→ Action item: A precise reproduction of every record below is needed, minus the pictures.

Entries taken from a collection:
=== Begin Enclosure ===

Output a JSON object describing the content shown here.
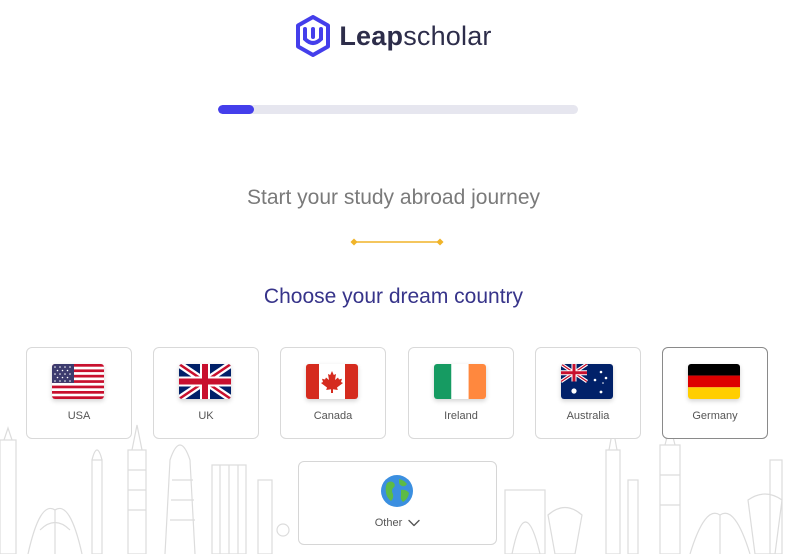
{
  "brand": {
    "name_bold": "Leap",
    "name_light": "scholar",
    "accent": "#443eeb"
  },
  "progress": {
    "value_percent": 10
  },
  "intro": {
    "subtitle": "Start your study abroad journey"
  },
  "question": {
    "heading": "Choose your dream country"
  },
  "countries": [
    {
      "label": "USA",
      "flag_icon": "usa-flag-icon",
      "selected": false
    },
    {
      "label": "UK",
      "flag_icon": "uk-flag-icon",
      "selected": false
    },
    {
      "label": "Canada",
      "flag_icon": "canada-flag-icon",
      "selected": false
    },
    {
      "label": "Ireland",
      "flag_icon": "ireland-flag-icon",
      "selected": false
    },
    {
      "label": "Australia",
      "flag_icon": "australia-flag-icon",
      "selected": false
    },
    {
      "label": "Germany",
      "flag_icon": "germany-flag-icon",
      "selected": true
    }
  ],
  "other_option": {
    "label": "Other",
    "icon": "globe-icon",
    "dropdown_icon": "chevron-down-icon"
  },
  "colors": {
    "heading": "#37348a",
    "divider": "#f0b429",
    "progress_track": "#e6e6ef"
  }
}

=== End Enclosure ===

→ Answer to the problem:
Output a JSON object describing the content shown here.
{
  "brand": {
    "name_bold": "Leap",
    "name_light": "scholar",
    "accent": "#443eeb"
  },
  "progress": {
    "value_percent": 10
  },
  "intro": {
    "subtitle": "Start your study abroad journey"
  },
  "question": {
    "heading": "Choose your dream country"
  },
  "countries": [
    {
      "label": "USA",
      "flag_icon": "usa-flag-icon",
      "selected": false
    },
    {
      "label": "UK",
      "flag_icon": "uk-flag-icon",
      "selected": false
    },
    {
      "label": "Canada",
      "flag_icon": "canada-flag-icon",
      "selected": false
    },
    {
      "label": "Ireland",
      "flag_icon": "ireland-flag-icon",
      "selected": false
    },
    {
      "label": "Australia",
      "flag_icon": "australia-flag-icon",
      "selected": false
    },
    {
      "label": "Germany",
      "flag_icon": "germany-flag-icon",
      "selected": true
    }
  ],
  "other_option": {
    "label": "Other",
    "icon": "globe-icon",
    "dropdown_icon": "chevron-down-icon"
  },
  "colors": {
    "heading": "#37348a",
    "divider": "#f0b429",
    "progress_track": "#e6e6ef"
  }
}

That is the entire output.